Messages
993
Location
Sodak
All good advice so far.

I think footwear is a major point I could improve upon.

Also trying different method of carrying my rangefinder other than in the harness. Maybe just a loop of cord around my shoulder?

I really like the thoughts about picking my battles. That is solid.
 
OP
F

Fatcamp

Senior Member
Joined
May 31, 2017
Messages
993
Location
Sodak
I think both are important.

I still have a tag and am trying to wrap my head around changing my speed and picking my battles. Lighter footwear and only carrying my rangefinder are a part of that.
Slow, light, efficient.
 

Ian Ketterman

Member
Joined
Jul 1, 2019
Messages
75
Location
MO
I think both are important.

I still have a tag and am trying to wrap my head around changing my speed and picking my battles. Lighter footwear and only carrying my rangefinder are a part of that.
Slow, light, efficient.

I drop everything a hundred or 200 yards out. Put on some thickass socks and bring my rangefinder. Go slow.
 
OP
F

Fatcamp

Senior Member
Joined
May 31, 2017
Messages
993
Location
Sodak
I've been watching South Cox videos on YouTube. That guy is a ninja.

Really liking the idea of dropping everything except how and rangefinder. Socks only scares me as we hunt in an area full of prickly pear. Guess that would really slow me down. :)
 

Ian Ketterman

Member
Joined
Jul 1, 2019
Messages
75
Location
MO
I've been watching South Cox videos on YouTube. That guy is a ninja.

Really liking the idea of dropping everything except how and rangefinder. Socks only scares me as we hunt in an area full of prickly pear. Guess that would really slow me down. :)

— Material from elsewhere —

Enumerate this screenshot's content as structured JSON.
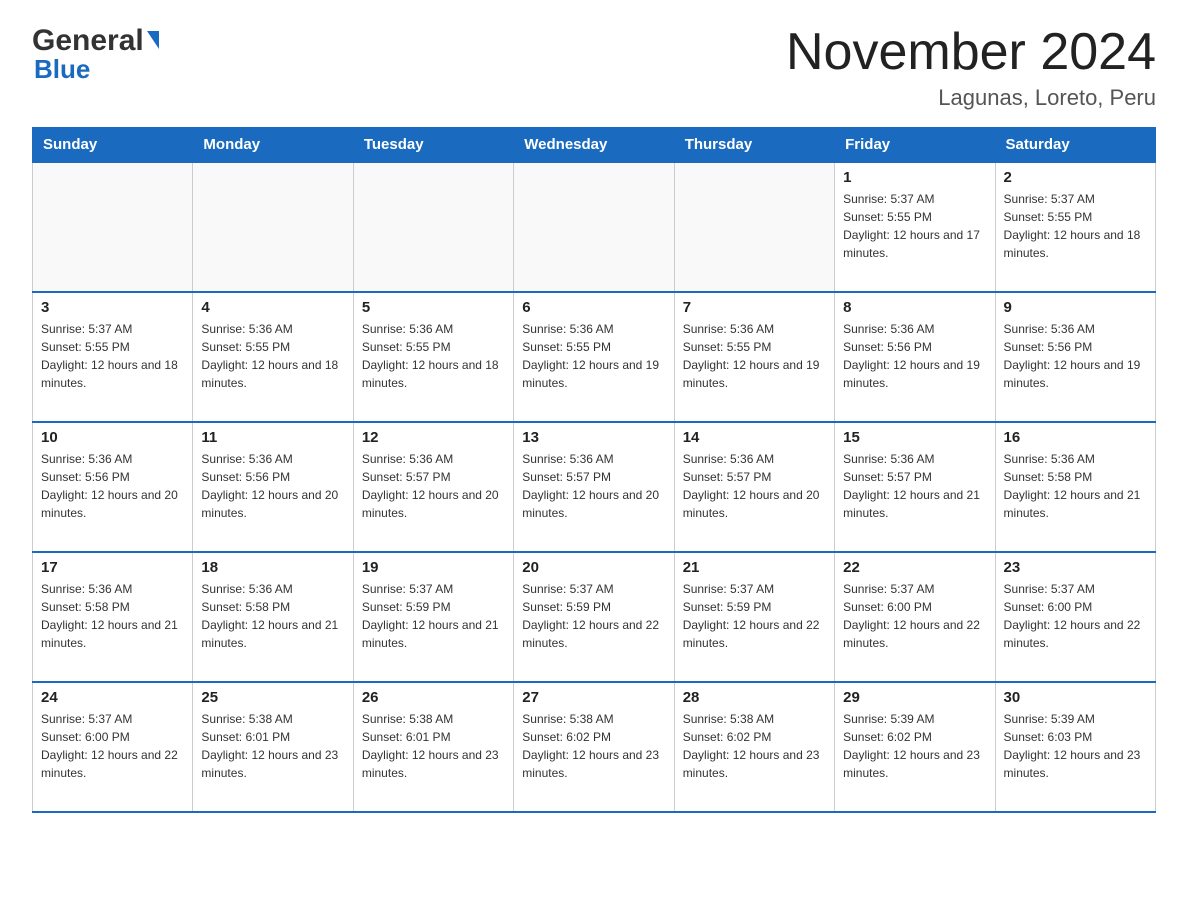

I do Western Nebraska which is burrs and prickly pears galore. I wear 2 sets of big wool socks and watch like a hawk where my feet and hands go. Considered putting shoe soles between the socks.
 
OP
F

Fatcamp

Senior Member
Joined
May 31, 2017
Messages
993
Location
Sodak
Maybe insoles pulled from footwear I put replacements in. Not a bad idea.

Hunt in a week. Better decide soon.
 

CApighunter

Senior Member
Joined
Sep 23, 2018
Messages
425
Alright, scenario for you guys. This was a stalk I blew on the archery opener here in CA. Watched him bed under the log on the tree line. Thick cover and a short ravine behind him. I had good wind blowing down hill and was able to close to 50 yards below him where I could only see the tips of his anters. Was planning on waiting for him to stand when the wind swirled and he blew out of there. Anything I should have done different? Pack and boots got dumped at 100ish yards away. F58B30BB-E0BD-4EBA-82D5-35A5D8FCB694.jpeg3FB61165-5C27-42E2-9FC7-50DE15C18F31.jpeg
 
Top